With all the hype and breathless reporting that greet rookie classes at the beginning of each NFL season, you’d think they would have a greater impact on fantasy leagues. Yet over the past two seasons, you could count the true difference-makers among the first-year players on one hand.
In 2009, Knowshon Moreno and Percy Harvin were solid, if unspectacular, fantasy contributors. Last year, Tampa Bay gave us LeGarrette Blount and Mike Williams, the only rookies worthy of a regular starting role on a fantasy contender.
The pro game is simply too fast, too complex and too long for most newcomers to master in one season. And that’s in a typical year, with a full offseason of training camps, OTAs and class time to prepare.
As we know all too well, this is no typical season; so we’d be wise to lower our expectations accordingly.
Remember that when evaluating the fantasy potential of any rookie, talent is rarely the decisive factor. More relevant is the opportunity presented to the player, which is also a multi-faceted equation.
Does the newcomer have a clear path to a starting gig? Will he join a high-powered offense, or one whose punter is its most lethal weapon? Is he healthy heading into the season, or has he missed invaluable preseason reps due to nagging injuries?
With those caveats in mind, let’s examine the members of the Class of 2011 with the best opportunities to shine in their inaugural seasons.
Mark Ingram, RB, Saints. The table is set for no rookie like the reigning Heisman Trophy winner. Ingram is a battering ram with outstanding vision and sure hands, and what he lacks in speed he makes up for in tackle-busting ability. He should become an instant starter and goal-line beast in New Orleans’ high-octane offense. The oft-injured Pierre Thomas is coming off ankle surgery and is unlikely to impede the rookie’s path to stardom.
Daniel Thomas, RB, Dolphins. Until Reggie Bush landed in South Beach, Thomas had the Miami backfield all to himself. But the rookie from Kansas State was drafted to be a workhorse, not a passing-game threat like Bush. Thomas’ upside will be limited more by the Dolphins’ offensive struggles than a competition for carries.

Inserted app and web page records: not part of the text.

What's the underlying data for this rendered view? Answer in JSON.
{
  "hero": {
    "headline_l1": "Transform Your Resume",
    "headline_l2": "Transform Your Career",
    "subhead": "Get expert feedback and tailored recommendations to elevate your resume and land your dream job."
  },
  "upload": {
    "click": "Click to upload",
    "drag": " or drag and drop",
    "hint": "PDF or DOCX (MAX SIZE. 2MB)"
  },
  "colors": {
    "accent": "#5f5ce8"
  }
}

Julio Jones, WR, Falcons. Atlanta paid dearly to draft him, so he will be given every opportunity to excel. Jones has all the tools to develop into a superstar, including an up-and-coming quarterback and a prolific offense in dire need of a dynamic complement to elite wideout Roddy White. He’d make a great fantasy WR4 or WR5, but he’ll probably be drafted too high.

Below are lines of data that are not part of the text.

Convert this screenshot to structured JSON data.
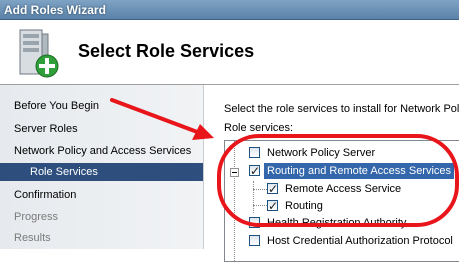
{
  "window": {
    "title": "Add Roles Wizard"
  },
  "header": {
    "heading": "Select Role Services"
  },
  "nav": {
    "items": [
      {
        "label": "Before You Begin",
        "state": "normal"
      },
      {
        "label": "Server Roles",
        "state": "normal"
      },
      {
        "label": "Network Policy and Access Services",
        "state": "normal"
      },
      {
        "label": "Role Services",
        "state": "active"
      },
      {
        "label": "Confirmation",
        "state": "normal"
      },
      {
        "label": "Progress",
        "state": "disabled"
      },
      {
        "label": "Results",
        "state": "disabled"
      }
    ]
  },
  "main": {
    "instruction": "Select the role services to install for Network Polic",
    "role_services_label": "Role services:",
    "services": [
      {
        "label": "Network Policy Server",
        "checked": false
      },
      {
        "label": "Routing and Remote Access Services",
        "checked": true,
        "selected": true,
        "expanded": true
      },
      {
        "label": "Remote Access Service",
        "checked": true
      },
      {
        "label": "Routing",
        "checked": true
      },
      {
        "label": "Health Registration Authority",
        "checked": false
      },
      {
        "label": "Host Credential Authorization Protocol",
        "checked": false
      }
    ]
  },
  "annotation": {
    "color": "#e8151b"
  },
  "icons": {
    "wizard": "server-add-icon"
  }
}
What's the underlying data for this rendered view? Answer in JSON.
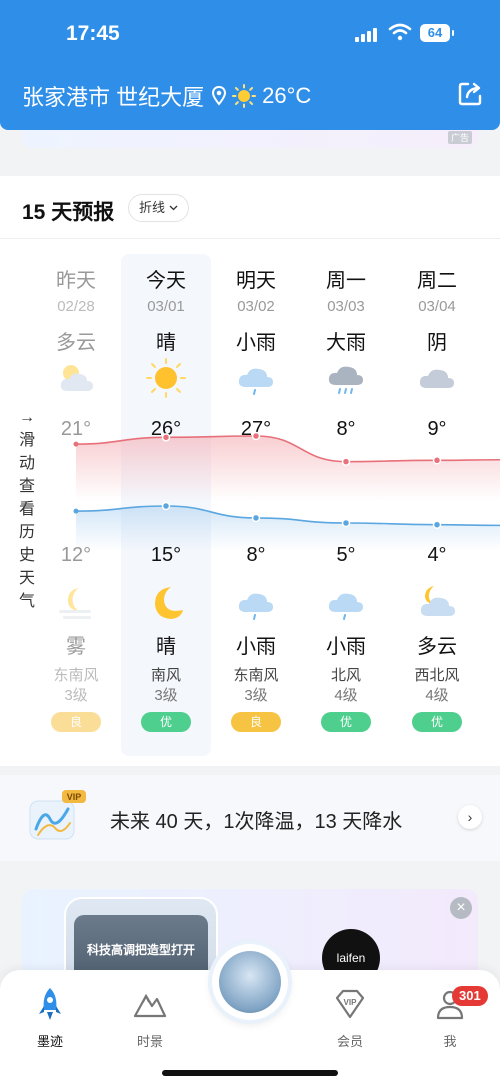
{
  "status": {
    "time": "17:45",
    "battery": "64"
  },
  "header": {
    "city": "张家港市 世纪大厦",
    "temp": "26°C"
  },
  "forecast": {
    "title": "15 天预报",
    "mode_label": "折线",
    "side_hint": "→ 滑动查看历史天气",
    "days": [
      {
        "name": "昨天",
        "date": "02/28",
        "cond": "多云",
        "high": "21°",
        "low": "12°",
        "night": "雾",
        "wind": "东南风",
        "level": "3级",
        "aqi": "良"
      },
      {
        "name": "今天",
        "date": "03/01",
        "cond": "晴",
        "high": "26°",
        "low": "15°",
        "night": "晴",
        "wind": "南风",
        "level": "3级",
        "aqi": "优"
      },
      {
        "name": "明天",
        "date": "03/02",
        "cond": "小雨",
        "high": "27°",
        "low": "8°",
        "night": "小雨",
        "wind": "东南风",
        "level": "3级",
        "aqi": "良"
      },
      {
        "name": "周一",
        "date": "03/03",
        "cond": "大雨",
        "high": "8°",
        "low": "5°",
        "night": "小雨",
        "wind": "北风",
        "level": "4级",
        "aqi": "优"
      },
      {
        "name": "周二",
        "date": "03/04",
        "cond": "阴",
        "high": "9°",
        "low": "4°",
        "night": "多云",
        "wind": "西北风",
        "level": "4级",
        "aqi": "优"
      }
    ],
    "highs": [
      21,
      26,
      27,
      8,
      9
    ],
    "lows": [
      12,
      15,
      8,
      5,
      4
    ]
  },
  "long_range": {
    "vip": "VIP",
    "text": "未来 40 天，1次降温，13 天降水"
  },
  "ads": {
    "top_tag": "广告",
    "card_text": "科技高调把造型打开",
    "brand": "laifen"
  },
  "tabs": [
    {
      "label": "墨迹"
    },
    {
      "label": "时景"
    },
    {
      "label": "会员"
    },
    {
      "label": "我"
    }
  ],
  "badge": "301",
  "colors": {
    "header": "#2f8fe8",
    "high_line": "#e8707a",
    "low_line": "#5aa6e0",
    "aqi_good": "#f6c343",
    "aqi_excellent": "#4fcf8e"
  }
}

Ryan Williams, RB, Cardinals. Tim Hightower is a Redskin and Beanie Wells has failed to seize the workhorse role envisioned when he was drafted in 2009. Enter Williams, a big-play threat with the potential to jumpstart the league’s worst rushing attack. Look for the rookie from Virginia Tech to share carries with Wells early on, with the balance shifting Williams’ way as the season wears on, especially if the veteran succumbs to yet another injury.
Alex Henery, K, Eagles. David Akers has been an elite fantasy kicker for years, thanks to Philly’s high-scoring offense. But he left for San Francisco in free agency, leaving the plum assignment to Henery, who set an NCAA record for career field-goal accuracy (89.5%) at Nebraska. Grab him late and reap the rewards.

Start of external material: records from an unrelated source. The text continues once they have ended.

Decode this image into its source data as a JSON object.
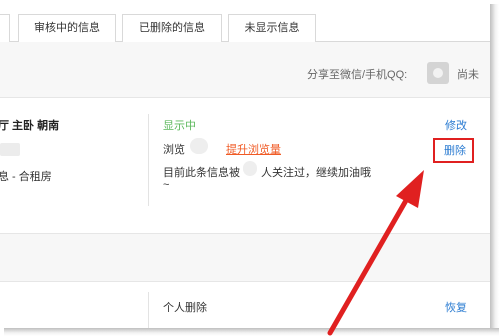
{
  "tabs": [
    {
      "label": ""
    },
    {
      "label": "审核中的信息"
    },
    {
      "label": "已删除的信息"
    },
    {
      "label": "未显示信息"
    }
  ],
  "share": {
    "label": "分享至微信/手机QQ:",
    "trailing_text": "尚未"
  },
  "listing": {
    "title": "厅 主卧 朝南",
    "type_text": "息 - 合租房",
    "status": "显示中",
    "views_label": "浏览",
    "boost_link": "提升浏览量",
    "follow_text_before": "目前此条信息被",
    "follow_text_after": "人关注过，继续加油哦",
    "follow_tail": "~",
    "edit_label": "修改",
    "delete_label": "删除"
  },
  "listing2": {
    "status": "个人删除",
    "restore_label": "恢复"
  },
  "colors": {
    "status_green": "#5cb85c",
    "link_blue": "#2a7bd1",
    "boost_orange": "#f05a24",
    "highlight_red": "#e02020"
  }
}
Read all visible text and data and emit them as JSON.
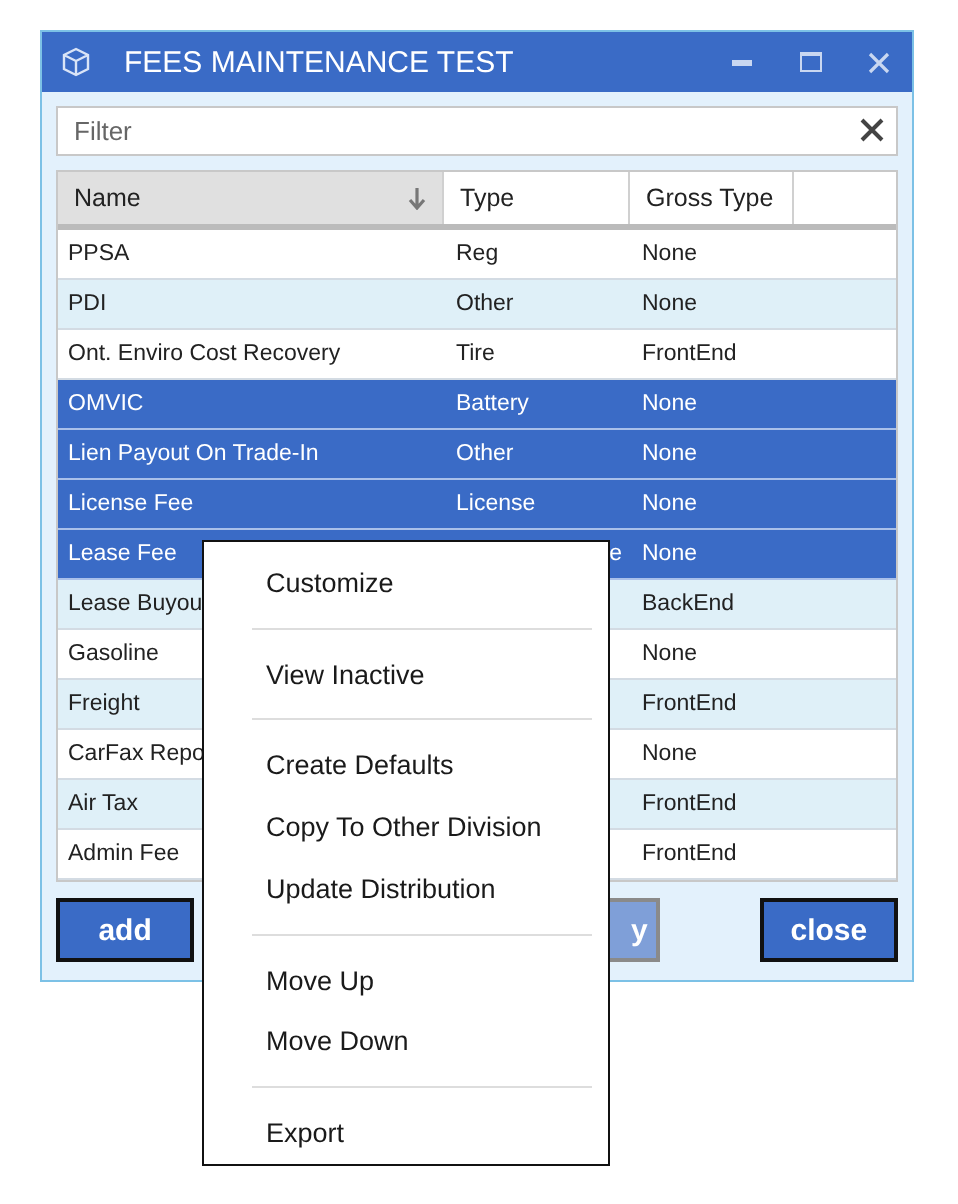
{
  "window": {
    "title": "FEES MAINTENANCE TEST"
  },
  "filter": {
    "placeholder": "Filter"
  },
  "table": {
    "columns": [
      {
        "label": "Name",
        "sorted": true
      },
      {
        "label": "Type",
        "sorted": false
      },
      {
        "label": "Gross Type",
        "sorted": false
      }
    ],
    "rows": [
      {
        "name": "PPSA",
        "type": "Reg",
        "gross_type": "None",
        "selected": false
      },
      {
        "name": "PDI",
        "type": "Other",
        "gross_type": "None",
        "selected": false
      },
      {
        "name": "Ont. Enviro Cost Recovery",
        "type": "Tire",
        "gross_type": "FrontEnd",
        "selected": false
      },
      {
        "name": "OMVIC",
        "type": "Battery",
        "gross_type": "None",
        "selected": true
      },
      {
        "name": "Lien Payout On Trade-In",
        "type": "Other",
        "gross_type": "None",
        "selected": true
      },
      {
        "name": "License Fee",
        "type": "License",
        "gross_type": "None",
        "selected": true
      },
      {
        "name": "Lease Fee",
        "type": "e",
        "type_cut": true,
        "gross_type": "None",
        "selected": true
      },
      {
        "name": "Lease Buyou",
        "gross_type": "BackEnd",
        "selected": false
      },
      {
        "name": "Gasoline",
        "gross_type": "None",
        "selected": false
      },
      {
        "name": "Freight",
        "gross_type": "FrontEnd",
        "selected": false
      },
      {
        "name": "CarFax Repo",
        "gross_type": "None",
        "selected": false
      },
      {
        "name": "Air Tax",
        "gross_type": "FrontEnd",
        "selected": false
      },
      {
        "name": "Admin Fee",
        "gross_type": "FrontEnd",
        "selected": false
      }
    ]
  },
  "buttons": [
    {
      "label": "add",
      "disabled": false
    },
    {
      "label": "y",
      "disabled": true
    },
    {
      "label": "close",
      "disabled": false
    }
  ],
  "context_menu": {
    "groups": [
      [
        "Customize"
      ],
      [
        "View Inactive"
      ],
      [
        "Create Defaults",
        "Copy To Other Division",
        "Update Distribution"
      ],
      [
        "Move Up",
        "Move Down"
      ],
      [
        "Export"
      ]
    ]
  }
}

A.J. Green, WR, Bengals. He has everything you want in a top-flight receiver, except an experienced quarterback to feed him the ball. Green’s combination of size (6-4, 211 pounds), quickness, crisp route running and outstanding hands will likely be squandered until Andy Dalton gets up to speed.
Look, but don’t touch
DeMarco Murray, RB, Cowboys. Felix Jones enters his fourth season as a tenuous starter at best. Murray, the explosive rookie from Oklahoma, will have an opportunity to seize the role over time, but a bum hamstring during training camp is doing little to dispel his injury-prone label.
Delone Carter, RB, Colts. Donald Brown will begin the season as Joseph Addai’s primary backup. Carter will likely finish the season there.
Greg Little, WR, Browns. The physically gifted wideout instantly becomes the best receiver in Cleveland. If he and Colt McCoy can develop a strong rapport, Little could offer some late-season value. More likely, he won’t be worth a roster spot until 2012.
Cam Newton, QB, Panthers. On the plus side, he will likely be the Day One starter. On the down side, well, is everything else. Carolina is in rebuilding mode (a nice way of saying they were the NFL’s worst team in 2010), and Newton arrives bereft of experience in the pro-style offense. His transition will surely be ugly at times.
Next week: We’ll dissect the fallout from the recent free agency frenzy.